▶ **DIRECTIONS**
From the entries below, copy out every line with "size" in it.

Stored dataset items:
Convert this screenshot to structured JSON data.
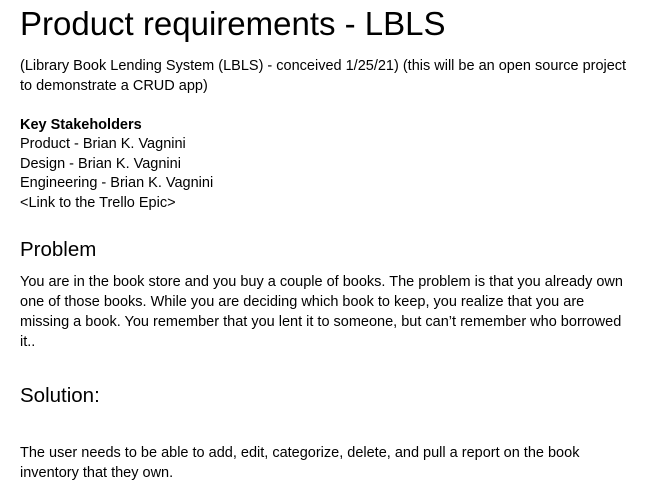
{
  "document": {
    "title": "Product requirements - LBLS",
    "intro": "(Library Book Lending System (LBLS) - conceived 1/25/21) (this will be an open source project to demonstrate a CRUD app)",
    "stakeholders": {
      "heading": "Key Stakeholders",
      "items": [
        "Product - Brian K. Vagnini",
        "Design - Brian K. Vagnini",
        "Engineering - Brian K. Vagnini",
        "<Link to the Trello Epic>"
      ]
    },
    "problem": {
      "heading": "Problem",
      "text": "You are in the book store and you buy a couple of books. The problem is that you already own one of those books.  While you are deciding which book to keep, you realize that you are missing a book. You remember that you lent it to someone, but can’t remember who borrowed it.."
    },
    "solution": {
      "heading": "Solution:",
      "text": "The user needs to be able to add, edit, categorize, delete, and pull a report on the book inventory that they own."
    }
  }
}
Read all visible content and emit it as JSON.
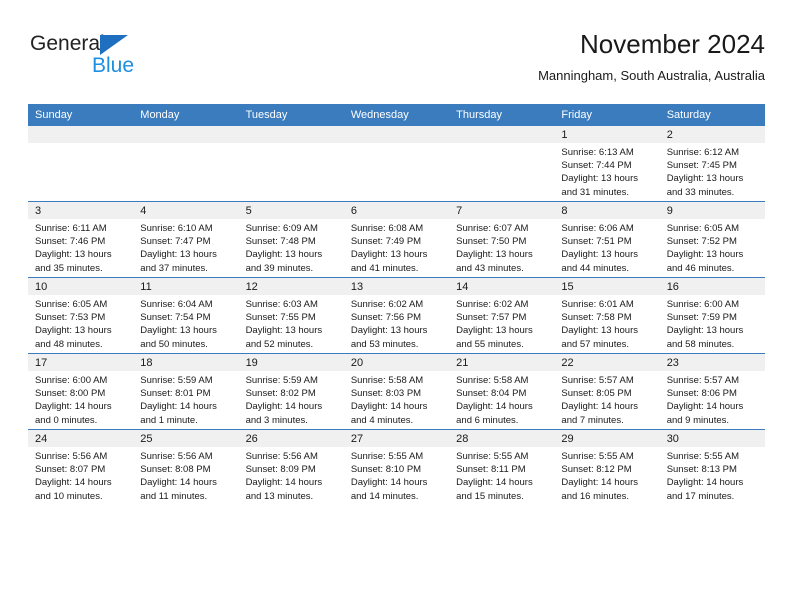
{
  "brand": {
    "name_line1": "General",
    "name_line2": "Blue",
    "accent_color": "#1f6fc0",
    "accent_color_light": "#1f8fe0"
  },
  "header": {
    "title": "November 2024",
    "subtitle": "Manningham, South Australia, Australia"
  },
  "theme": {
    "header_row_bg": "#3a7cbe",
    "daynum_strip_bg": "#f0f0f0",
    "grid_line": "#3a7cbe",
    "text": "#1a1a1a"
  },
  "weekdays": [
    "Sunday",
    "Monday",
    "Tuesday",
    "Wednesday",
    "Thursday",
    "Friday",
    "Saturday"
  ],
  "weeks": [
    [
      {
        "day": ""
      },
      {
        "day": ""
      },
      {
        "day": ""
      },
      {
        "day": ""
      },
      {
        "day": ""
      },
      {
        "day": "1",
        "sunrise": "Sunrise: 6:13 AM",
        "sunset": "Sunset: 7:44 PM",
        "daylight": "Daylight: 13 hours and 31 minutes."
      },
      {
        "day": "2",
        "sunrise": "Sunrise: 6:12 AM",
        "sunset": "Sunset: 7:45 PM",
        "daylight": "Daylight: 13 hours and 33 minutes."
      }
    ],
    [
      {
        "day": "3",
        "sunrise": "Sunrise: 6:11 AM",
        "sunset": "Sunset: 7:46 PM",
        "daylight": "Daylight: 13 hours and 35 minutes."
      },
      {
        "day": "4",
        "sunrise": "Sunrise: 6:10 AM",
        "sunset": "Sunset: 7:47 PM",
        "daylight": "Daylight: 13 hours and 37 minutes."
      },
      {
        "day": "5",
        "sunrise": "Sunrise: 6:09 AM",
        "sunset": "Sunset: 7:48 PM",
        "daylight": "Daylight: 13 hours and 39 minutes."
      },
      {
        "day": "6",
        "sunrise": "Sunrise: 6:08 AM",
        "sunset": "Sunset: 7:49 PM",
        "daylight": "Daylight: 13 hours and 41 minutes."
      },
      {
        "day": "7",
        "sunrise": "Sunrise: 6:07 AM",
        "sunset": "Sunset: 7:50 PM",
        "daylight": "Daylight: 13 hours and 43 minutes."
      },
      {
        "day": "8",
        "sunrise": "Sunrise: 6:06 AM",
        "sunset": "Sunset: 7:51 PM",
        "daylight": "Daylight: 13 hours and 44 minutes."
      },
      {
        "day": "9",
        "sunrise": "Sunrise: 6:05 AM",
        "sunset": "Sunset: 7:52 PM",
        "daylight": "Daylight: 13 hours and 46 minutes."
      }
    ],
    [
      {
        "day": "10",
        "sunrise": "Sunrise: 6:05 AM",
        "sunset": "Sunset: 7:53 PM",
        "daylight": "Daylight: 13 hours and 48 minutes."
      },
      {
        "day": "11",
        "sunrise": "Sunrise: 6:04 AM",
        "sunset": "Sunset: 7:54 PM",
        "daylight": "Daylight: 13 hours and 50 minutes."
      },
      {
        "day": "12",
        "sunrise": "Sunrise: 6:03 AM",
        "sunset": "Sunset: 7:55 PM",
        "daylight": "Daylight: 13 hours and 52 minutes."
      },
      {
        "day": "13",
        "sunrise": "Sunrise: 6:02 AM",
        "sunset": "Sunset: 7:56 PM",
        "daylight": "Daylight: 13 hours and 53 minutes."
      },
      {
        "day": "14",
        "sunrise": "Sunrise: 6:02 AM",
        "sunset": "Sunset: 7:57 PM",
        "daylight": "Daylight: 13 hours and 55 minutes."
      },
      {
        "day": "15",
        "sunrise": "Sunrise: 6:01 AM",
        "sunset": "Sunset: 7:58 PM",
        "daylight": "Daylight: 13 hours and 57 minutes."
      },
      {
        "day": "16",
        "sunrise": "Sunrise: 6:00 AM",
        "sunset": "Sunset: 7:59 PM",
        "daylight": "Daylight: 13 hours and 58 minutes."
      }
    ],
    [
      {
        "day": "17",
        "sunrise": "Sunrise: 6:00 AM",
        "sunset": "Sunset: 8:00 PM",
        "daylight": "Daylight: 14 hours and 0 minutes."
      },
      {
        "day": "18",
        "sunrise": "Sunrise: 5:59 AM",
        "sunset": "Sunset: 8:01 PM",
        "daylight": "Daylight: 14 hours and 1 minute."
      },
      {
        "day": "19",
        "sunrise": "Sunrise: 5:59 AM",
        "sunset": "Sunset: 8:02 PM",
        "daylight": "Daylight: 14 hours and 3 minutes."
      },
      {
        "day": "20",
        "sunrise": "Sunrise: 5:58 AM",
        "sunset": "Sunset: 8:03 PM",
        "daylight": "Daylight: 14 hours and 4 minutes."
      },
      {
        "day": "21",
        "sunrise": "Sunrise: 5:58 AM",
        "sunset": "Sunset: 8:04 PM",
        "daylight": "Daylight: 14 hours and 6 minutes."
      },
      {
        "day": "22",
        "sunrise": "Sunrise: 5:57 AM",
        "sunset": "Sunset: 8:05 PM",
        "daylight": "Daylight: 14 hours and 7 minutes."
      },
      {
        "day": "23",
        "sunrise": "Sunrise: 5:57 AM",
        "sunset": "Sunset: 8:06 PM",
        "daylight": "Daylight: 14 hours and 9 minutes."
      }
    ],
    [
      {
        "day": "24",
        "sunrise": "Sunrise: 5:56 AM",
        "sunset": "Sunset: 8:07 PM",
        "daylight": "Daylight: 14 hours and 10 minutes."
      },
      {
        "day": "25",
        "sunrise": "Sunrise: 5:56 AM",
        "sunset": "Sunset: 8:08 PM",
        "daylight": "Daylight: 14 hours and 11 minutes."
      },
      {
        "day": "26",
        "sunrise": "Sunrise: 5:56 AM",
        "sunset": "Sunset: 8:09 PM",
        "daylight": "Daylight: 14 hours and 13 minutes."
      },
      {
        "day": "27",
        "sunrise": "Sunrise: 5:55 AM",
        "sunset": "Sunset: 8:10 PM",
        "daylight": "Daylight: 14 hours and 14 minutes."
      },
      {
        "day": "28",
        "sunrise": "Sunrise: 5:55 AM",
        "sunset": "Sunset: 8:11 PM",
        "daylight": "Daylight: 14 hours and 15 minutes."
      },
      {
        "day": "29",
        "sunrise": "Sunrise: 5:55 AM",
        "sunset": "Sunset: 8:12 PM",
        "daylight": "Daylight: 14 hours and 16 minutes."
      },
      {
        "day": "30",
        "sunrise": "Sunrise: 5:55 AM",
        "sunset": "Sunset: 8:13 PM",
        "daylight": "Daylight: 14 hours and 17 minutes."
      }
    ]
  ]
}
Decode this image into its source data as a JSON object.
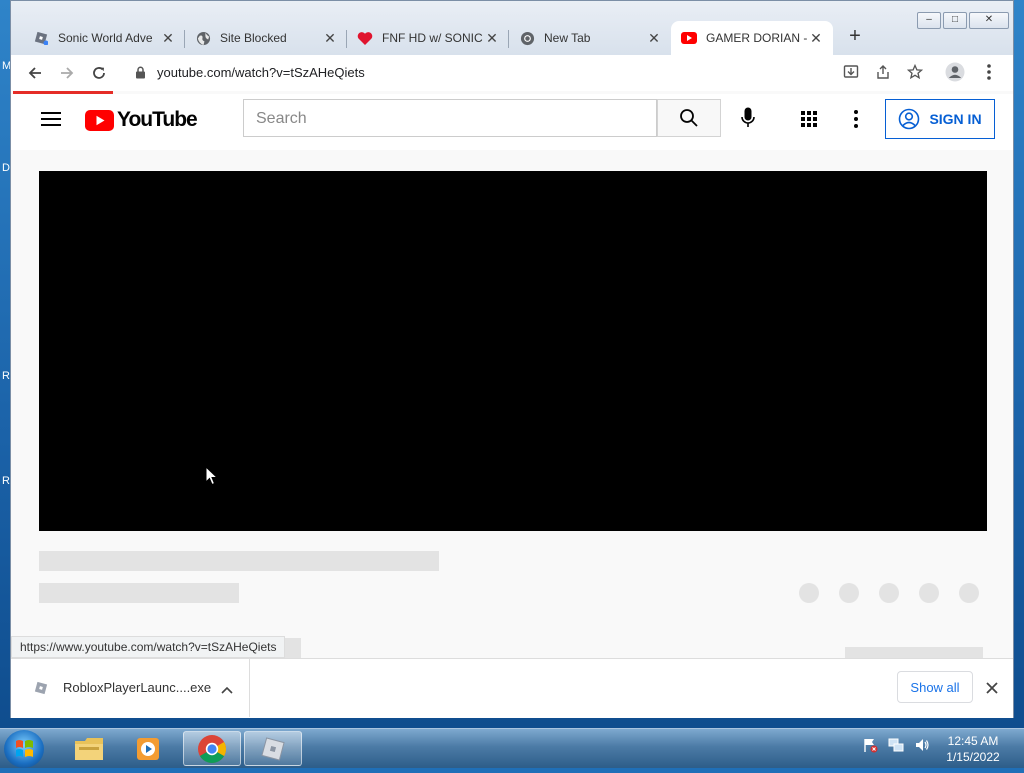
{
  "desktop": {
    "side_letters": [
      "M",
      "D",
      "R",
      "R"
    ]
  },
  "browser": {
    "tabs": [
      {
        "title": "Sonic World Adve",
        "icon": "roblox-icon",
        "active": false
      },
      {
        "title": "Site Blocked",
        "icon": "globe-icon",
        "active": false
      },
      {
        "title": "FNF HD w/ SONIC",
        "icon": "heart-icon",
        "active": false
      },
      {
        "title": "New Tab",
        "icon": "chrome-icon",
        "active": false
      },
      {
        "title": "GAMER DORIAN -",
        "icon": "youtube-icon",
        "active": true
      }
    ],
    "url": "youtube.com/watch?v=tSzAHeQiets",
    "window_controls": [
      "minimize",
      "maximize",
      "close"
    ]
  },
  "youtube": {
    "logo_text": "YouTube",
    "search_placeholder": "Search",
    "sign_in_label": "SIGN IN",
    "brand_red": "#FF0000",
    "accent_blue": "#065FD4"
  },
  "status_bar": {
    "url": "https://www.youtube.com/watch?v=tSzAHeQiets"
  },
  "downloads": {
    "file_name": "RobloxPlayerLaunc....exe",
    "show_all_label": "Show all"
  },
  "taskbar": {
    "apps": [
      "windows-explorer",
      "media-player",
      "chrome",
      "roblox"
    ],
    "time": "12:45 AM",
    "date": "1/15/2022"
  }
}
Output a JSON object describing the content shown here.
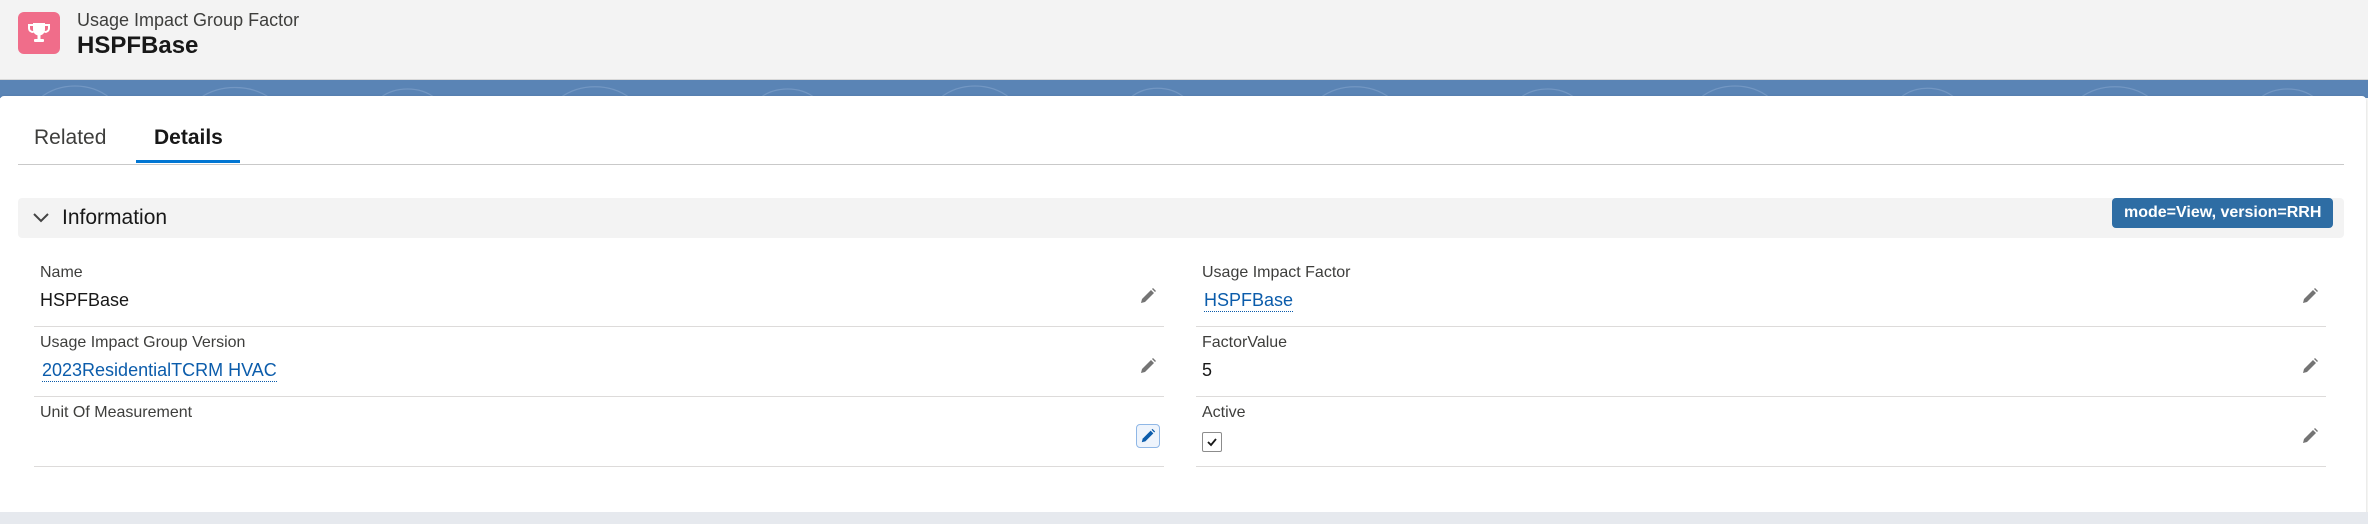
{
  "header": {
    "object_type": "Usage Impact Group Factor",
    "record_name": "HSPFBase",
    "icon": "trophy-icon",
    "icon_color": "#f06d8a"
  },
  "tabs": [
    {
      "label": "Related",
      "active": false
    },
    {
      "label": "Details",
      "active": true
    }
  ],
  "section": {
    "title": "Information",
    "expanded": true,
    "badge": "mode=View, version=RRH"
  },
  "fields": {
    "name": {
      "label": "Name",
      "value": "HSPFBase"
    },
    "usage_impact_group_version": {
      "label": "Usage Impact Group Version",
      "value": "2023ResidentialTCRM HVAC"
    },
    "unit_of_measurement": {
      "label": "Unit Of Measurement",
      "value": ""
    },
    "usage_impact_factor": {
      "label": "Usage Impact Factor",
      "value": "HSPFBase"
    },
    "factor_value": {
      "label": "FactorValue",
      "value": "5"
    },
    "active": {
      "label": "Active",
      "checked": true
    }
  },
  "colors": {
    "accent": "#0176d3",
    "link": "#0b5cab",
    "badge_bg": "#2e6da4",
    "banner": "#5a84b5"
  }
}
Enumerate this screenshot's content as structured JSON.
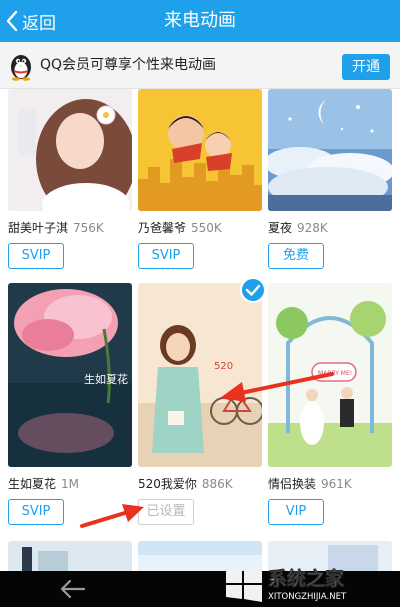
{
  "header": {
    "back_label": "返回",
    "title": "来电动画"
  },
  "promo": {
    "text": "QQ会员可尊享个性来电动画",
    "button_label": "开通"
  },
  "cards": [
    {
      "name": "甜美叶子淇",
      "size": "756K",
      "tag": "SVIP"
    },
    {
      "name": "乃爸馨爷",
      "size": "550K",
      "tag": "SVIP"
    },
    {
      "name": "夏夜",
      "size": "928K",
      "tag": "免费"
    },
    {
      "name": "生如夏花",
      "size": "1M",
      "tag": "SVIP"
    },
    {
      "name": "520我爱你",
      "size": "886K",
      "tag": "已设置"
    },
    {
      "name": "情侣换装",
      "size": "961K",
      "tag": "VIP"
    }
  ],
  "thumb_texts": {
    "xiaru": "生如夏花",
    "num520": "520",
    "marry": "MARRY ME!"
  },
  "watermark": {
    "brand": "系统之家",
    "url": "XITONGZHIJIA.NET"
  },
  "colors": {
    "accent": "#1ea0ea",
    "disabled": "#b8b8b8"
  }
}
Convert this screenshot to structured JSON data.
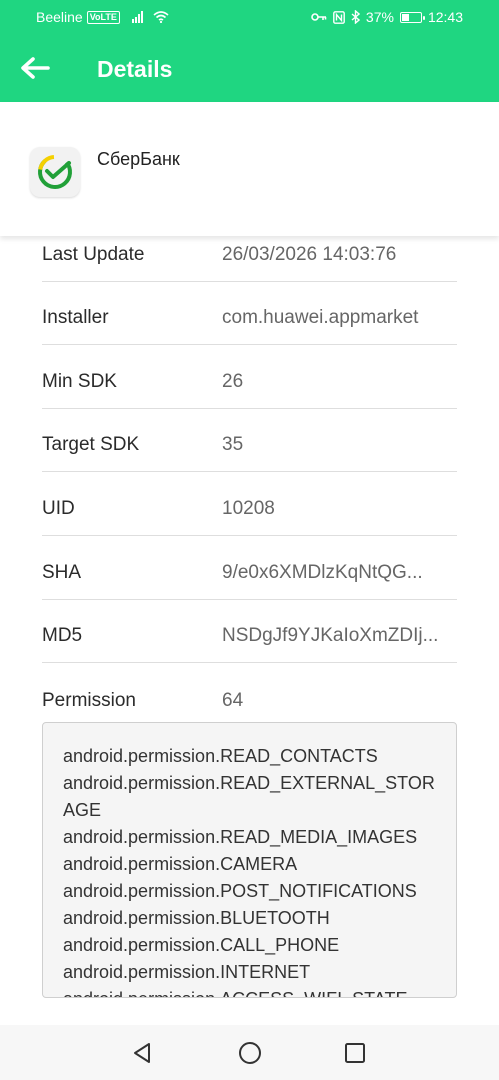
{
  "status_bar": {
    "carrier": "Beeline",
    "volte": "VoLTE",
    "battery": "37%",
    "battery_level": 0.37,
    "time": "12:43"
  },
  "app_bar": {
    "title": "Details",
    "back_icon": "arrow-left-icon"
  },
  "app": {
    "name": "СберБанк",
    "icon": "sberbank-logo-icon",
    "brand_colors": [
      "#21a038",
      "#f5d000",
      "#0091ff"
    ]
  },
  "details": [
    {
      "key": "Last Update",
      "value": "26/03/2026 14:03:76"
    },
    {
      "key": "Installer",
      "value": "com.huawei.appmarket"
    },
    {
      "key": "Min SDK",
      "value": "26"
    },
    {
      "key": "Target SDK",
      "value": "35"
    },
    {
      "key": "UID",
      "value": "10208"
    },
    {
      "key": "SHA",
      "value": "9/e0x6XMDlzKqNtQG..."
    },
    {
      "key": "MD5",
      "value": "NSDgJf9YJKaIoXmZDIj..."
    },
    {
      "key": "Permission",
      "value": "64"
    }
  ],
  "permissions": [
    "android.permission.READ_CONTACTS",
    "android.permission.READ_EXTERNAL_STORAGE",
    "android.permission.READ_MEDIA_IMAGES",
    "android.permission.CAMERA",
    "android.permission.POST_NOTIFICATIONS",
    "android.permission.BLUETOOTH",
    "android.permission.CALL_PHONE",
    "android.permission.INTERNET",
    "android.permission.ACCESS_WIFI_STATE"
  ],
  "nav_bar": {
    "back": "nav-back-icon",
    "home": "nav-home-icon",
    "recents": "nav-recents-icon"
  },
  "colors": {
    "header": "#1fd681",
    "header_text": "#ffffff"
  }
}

▶ **ANSWER TO THE PROBLEM**
      "size": "756K",
      "size": "550K",
      "size": "928K",
      "size": "1M",
      "size": "886K",
      "size": "961K",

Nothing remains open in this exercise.